I am not writing this to frighten anyone. Just to be clear, if you have been diagnosed with IBS, it does not mean you will later get an inflammatory bowel disease like Crohn’s disease or ulcerative colitis. However, because I have been diagnosed with both IBS and Crohn’s, I would like to make those with IBS aware of symptoms that are indicative of IBD.
Too often, I have met people on social media who have said their general practitioner or gastroenterologist misdiagnosed them with IBS when really it was something more the entire time. This makes me incredibly sad, so I’d like to equip others with information from my personal experience so that you can empower yourself to either ask for more tests or get a second opinion.
In my journey towards a Crohn’s diagnosis, I will say that the beginning symptoms were very much in line with IBS. I had lots of diarrhea, cramping, fatigue, nausea, and just overall major issues with urgency. I was constantly pooping. I dealt with IBS symptoms for about a month or so in my personal story, and it quickly turned into more. These are the symptoms to focus on that are indicative of IBD:
1. Blood in stool
IBS does not cause physical damage to the intestines; it is a functional syndrome, hence the name: irritable bowel syndrome. On the flip side, inflammatory bowel disease causes major physical damage to the digestive system bringing blood into the picture.
If you have dark black stool that looks like coffee grounds, that means you are bleeding somewhere in your digestive tract. If you have fresh blood or bright red blood, it means the blood is coming from somewhere towards the end of the colon or rectum.
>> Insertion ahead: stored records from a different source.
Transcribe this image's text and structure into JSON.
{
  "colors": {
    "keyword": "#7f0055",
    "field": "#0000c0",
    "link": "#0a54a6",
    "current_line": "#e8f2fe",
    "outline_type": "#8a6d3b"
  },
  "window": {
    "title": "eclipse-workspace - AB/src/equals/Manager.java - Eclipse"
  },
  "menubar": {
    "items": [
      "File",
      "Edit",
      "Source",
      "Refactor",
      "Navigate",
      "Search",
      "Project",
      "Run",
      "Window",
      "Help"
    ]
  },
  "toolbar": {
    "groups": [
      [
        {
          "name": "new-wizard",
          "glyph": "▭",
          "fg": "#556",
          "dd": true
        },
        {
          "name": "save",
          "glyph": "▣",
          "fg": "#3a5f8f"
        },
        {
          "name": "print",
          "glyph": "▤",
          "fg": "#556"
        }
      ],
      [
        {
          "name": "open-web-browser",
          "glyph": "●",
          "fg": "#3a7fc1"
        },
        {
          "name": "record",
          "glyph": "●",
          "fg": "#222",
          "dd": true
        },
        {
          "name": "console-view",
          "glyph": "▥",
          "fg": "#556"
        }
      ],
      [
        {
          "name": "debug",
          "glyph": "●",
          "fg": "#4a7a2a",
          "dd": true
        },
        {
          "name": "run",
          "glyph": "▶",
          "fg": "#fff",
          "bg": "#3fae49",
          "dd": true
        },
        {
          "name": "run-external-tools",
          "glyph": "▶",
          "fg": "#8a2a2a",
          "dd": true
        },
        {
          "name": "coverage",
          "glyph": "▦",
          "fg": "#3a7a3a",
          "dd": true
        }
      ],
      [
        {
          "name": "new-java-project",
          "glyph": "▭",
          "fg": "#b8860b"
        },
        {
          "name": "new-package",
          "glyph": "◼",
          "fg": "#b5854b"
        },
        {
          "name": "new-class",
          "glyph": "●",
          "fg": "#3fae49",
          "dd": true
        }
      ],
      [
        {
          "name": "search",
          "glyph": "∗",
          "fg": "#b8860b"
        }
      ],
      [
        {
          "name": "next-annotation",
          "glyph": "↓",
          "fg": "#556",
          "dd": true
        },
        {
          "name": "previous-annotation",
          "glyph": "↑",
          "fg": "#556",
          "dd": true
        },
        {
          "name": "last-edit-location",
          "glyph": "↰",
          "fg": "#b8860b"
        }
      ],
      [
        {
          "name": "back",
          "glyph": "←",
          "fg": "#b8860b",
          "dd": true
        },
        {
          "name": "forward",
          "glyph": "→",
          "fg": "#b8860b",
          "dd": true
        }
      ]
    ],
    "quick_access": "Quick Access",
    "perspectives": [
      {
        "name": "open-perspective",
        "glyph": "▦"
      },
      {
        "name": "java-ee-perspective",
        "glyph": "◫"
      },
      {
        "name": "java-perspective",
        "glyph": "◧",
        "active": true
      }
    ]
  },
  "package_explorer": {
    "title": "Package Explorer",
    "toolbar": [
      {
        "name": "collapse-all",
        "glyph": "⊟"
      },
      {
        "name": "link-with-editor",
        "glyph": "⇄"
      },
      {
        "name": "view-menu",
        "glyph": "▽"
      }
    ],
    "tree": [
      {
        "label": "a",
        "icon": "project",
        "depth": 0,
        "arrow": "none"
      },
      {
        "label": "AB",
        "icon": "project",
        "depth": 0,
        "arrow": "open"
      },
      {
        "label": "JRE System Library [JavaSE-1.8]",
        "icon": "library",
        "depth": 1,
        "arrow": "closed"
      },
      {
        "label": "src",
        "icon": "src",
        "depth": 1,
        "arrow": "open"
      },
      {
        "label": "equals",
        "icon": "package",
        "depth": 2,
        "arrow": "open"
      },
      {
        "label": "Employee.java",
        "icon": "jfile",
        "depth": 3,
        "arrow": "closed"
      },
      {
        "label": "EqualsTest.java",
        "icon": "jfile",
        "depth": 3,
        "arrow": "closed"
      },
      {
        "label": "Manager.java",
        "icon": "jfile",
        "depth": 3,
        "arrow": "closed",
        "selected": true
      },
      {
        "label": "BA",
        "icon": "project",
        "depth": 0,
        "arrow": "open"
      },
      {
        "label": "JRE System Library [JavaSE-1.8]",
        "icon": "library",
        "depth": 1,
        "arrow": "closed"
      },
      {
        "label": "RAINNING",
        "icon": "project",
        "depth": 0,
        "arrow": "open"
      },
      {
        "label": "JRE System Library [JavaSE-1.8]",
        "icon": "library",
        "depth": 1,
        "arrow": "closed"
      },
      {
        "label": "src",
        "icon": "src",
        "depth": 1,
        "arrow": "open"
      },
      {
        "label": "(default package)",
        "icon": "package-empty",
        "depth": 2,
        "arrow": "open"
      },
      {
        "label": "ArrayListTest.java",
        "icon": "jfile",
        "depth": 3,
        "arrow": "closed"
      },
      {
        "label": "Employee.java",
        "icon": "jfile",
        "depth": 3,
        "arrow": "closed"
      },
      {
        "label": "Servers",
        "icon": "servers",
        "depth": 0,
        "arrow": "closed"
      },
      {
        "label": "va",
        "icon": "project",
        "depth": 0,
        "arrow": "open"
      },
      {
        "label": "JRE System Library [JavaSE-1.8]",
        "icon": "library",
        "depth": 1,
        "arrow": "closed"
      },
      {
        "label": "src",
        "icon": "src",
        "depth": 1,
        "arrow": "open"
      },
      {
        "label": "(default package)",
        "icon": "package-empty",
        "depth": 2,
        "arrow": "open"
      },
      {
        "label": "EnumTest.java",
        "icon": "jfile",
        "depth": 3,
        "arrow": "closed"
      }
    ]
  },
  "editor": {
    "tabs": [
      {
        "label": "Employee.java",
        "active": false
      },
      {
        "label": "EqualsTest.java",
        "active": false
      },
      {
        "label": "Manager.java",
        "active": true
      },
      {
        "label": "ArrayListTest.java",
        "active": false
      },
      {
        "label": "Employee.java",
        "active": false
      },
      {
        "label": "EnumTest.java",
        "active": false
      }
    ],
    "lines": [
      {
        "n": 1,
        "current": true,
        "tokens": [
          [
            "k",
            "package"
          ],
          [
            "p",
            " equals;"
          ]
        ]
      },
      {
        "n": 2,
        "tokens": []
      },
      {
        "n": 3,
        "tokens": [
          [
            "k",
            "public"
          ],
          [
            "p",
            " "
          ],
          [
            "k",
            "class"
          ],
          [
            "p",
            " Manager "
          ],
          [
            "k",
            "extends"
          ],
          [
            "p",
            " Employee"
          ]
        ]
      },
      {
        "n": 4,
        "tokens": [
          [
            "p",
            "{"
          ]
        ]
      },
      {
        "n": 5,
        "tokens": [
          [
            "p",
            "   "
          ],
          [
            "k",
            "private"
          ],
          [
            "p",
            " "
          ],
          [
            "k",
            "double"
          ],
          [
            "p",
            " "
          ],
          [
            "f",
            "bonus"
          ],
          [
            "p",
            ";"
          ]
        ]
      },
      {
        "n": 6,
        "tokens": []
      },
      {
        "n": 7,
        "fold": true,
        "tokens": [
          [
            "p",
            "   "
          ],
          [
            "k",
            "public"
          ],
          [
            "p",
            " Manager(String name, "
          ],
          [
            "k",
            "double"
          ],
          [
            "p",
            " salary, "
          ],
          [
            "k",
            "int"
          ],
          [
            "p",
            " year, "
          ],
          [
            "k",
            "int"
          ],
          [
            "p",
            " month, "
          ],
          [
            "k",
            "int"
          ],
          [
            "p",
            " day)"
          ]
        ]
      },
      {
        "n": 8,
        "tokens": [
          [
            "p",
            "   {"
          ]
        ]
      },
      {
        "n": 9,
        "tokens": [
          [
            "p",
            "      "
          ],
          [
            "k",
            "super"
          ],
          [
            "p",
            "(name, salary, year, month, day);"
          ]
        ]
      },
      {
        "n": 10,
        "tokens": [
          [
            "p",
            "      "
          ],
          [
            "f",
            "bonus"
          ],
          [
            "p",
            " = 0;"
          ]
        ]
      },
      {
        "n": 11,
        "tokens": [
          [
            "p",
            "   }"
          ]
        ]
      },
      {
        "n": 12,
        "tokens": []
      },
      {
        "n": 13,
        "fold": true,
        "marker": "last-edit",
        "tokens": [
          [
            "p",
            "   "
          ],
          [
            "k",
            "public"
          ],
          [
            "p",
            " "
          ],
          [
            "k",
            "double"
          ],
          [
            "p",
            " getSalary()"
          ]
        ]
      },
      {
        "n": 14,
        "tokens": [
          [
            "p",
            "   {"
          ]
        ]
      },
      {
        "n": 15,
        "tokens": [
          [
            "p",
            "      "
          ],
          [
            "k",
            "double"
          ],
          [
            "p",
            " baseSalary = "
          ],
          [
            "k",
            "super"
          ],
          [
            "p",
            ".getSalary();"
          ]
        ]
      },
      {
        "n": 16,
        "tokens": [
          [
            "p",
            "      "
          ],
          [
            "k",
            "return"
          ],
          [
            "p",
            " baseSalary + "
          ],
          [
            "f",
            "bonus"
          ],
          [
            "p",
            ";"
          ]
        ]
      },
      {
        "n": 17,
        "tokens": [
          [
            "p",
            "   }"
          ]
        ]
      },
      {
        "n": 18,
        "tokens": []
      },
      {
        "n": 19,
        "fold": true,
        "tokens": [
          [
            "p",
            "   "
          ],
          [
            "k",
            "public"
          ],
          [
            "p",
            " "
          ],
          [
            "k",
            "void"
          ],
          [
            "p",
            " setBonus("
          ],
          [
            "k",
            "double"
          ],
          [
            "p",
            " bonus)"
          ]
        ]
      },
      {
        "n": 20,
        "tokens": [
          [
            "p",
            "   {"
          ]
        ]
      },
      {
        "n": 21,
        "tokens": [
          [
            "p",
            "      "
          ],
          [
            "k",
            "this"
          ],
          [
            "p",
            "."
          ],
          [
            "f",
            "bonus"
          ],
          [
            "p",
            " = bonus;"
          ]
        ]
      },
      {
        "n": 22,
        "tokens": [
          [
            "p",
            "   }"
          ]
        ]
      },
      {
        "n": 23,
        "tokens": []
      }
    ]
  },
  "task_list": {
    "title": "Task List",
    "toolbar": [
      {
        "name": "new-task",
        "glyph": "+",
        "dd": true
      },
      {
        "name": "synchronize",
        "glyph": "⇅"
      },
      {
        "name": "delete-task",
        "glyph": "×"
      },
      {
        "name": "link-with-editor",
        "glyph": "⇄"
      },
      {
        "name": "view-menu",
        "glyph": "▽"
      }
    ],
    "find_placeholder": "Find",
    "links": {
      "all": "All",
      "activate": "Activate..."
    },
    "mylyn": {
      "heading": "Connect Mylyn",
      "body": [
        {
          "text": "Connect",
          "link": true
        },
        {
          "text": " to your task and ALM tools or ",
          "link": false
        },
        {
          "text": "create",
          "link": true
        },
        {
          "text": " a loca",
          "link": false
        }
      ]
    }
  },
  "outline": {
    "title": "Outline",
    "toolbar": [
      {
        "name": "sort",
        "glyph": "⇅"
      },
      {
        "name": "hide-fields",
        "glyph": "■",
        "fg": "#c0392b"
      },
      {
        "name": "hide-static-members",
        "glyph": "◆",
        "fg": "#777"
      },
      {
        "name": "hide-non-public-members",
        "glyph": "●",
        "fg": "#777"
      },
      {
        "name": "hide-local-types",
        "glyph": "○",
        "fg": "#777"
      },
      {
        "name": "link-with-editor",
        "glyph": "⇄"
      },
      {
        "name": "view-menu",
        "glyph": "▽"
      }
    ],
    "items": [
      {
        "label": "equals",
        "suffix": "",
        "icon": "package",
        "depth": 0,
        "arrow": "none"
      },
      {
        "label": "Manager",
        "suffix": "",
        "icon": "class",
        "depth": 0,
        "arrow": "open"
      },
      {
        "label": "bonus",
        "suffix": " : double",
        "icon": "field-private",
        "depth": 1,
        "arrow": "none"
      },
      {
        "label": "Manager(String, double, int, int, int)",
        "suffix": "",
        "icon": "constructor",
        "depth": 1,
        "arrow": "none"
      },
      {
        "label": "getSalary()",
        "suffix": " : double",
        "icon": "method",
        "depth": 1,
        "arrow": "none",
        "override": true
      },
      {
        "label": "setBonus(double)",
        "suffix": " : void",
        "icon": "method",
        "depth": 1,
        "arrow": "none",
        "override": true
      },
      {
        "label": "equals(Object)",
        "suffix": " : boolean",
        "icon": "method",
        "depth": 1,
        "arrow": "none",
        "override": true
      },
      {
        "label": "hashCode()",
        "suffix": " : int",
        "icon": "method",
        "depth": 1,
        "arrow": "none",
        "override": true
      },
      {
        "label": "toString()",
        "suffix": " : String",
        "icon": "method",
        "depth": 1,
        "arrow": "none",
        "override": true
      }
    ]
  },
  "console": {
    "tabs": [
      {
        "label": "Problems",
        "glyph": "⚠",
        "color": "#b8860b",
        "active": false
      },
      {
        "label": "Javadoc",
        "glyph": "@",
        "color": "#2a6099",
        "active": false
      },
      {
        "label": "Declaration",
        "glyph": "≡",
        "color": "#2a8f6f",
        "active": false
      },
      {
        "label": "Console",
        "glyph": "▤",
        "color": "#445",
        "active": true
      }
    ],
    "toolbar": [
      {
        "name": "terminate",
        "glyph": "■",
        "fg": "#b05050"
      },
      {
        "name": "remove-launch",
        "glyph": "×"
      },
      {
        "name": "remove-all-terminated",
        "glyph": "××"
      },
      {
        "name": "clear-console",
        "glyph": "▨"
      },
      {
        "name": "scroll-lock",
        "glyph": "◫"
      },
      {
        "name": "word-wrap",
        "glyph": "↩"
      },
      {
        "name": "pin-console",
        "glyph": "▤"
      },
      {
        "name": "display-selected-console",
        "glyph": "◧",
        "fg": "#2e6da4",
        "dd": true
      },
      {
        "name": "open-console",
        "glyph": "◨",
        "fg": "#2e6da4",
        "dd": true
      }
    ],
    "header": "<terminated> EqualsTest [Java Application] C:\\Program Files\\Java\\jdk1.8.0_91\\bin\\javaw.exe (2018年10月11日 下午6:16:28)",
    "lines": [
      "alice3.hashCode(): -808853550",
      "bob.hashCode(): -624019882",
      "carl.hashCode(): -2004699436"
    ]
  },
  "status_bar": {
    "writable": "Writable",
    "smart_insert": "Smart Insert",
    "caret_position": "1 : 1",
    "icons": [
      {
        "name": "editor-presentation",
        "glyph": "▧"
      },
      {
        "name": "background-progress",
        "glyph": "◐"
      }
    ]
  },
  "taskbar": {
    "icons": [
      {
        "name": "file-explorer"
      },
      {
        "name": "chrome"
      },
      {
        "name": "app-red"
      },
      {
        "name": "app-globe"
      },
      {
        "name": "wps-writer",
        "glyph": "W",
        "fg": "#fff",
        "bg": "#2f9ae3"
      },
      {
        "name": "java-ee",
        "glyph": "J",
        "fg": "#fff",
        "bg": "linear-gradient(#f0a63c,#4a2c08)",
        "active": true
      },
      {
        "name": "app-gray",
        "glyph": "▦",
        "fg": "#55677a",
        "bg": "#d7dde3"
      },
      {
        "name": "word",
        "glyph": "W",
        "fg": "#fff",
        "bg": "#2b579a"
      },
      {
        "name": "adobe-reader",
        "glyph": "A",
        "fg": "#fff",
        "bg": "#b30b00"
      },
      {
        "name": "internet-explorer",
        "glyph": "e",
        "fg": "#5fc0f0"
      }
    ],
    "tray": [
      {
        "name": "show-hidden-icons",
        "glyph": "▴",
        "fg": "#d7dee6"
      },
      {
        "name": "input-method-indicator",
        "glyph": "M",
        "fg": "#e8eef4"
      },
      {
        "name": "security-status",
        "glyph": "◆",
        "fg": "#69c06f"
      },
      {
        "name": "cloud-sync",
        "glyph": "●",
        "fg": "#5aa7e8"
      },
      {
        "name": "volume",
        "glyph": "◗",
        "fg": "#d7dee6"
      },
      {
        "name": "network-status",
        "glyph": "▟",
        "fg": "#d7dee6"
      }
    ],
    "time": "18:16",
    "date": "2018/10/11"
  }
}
It is also possible to bleed bright red blood if you have external or internal hemorrhoids, which come directly from straining and doesn’t mean you have IBD.
Overall, if you see any signs of blood, it is imperative to let your doctor know. You need to be checked and rule out IBD.
2. Excess mucous in stool
Mucous means inflammation. If you constantly are having bowel movements with mucous, this is indicative of IBD. Be adamant to your doctor for testing, and don’t let up until you get answers.
3. Fever with flare-ups
Fever comes with IBD flare-ups due to the major inflammation happening in the digestive tract. Again, fever can also come from a million other things, but if you see a fever pattern with flares, please let your doctor know and ask to do tests for IBD.
4. Mouth sores
Unfortunately, IBD affects different areas of the body other than just the digestive system. Mouth sores are a common symptom. If you get sores on your gums or tongue, this could be a sign that not only are you flaring, but it could be an IBD flare.
5. Irregular periods
IBD affects your periods. Let your doctor know if your period stops altogether or becomes increasingly worse with increased menstrual cramping and bleeding. I went about 6 months straight without a period due to being in a bad IBD flare, and this I learned is very common.
For symptoms 6-10, stay tuned for part 2 of this article.
Do you have a good understanding of what triggers your flares?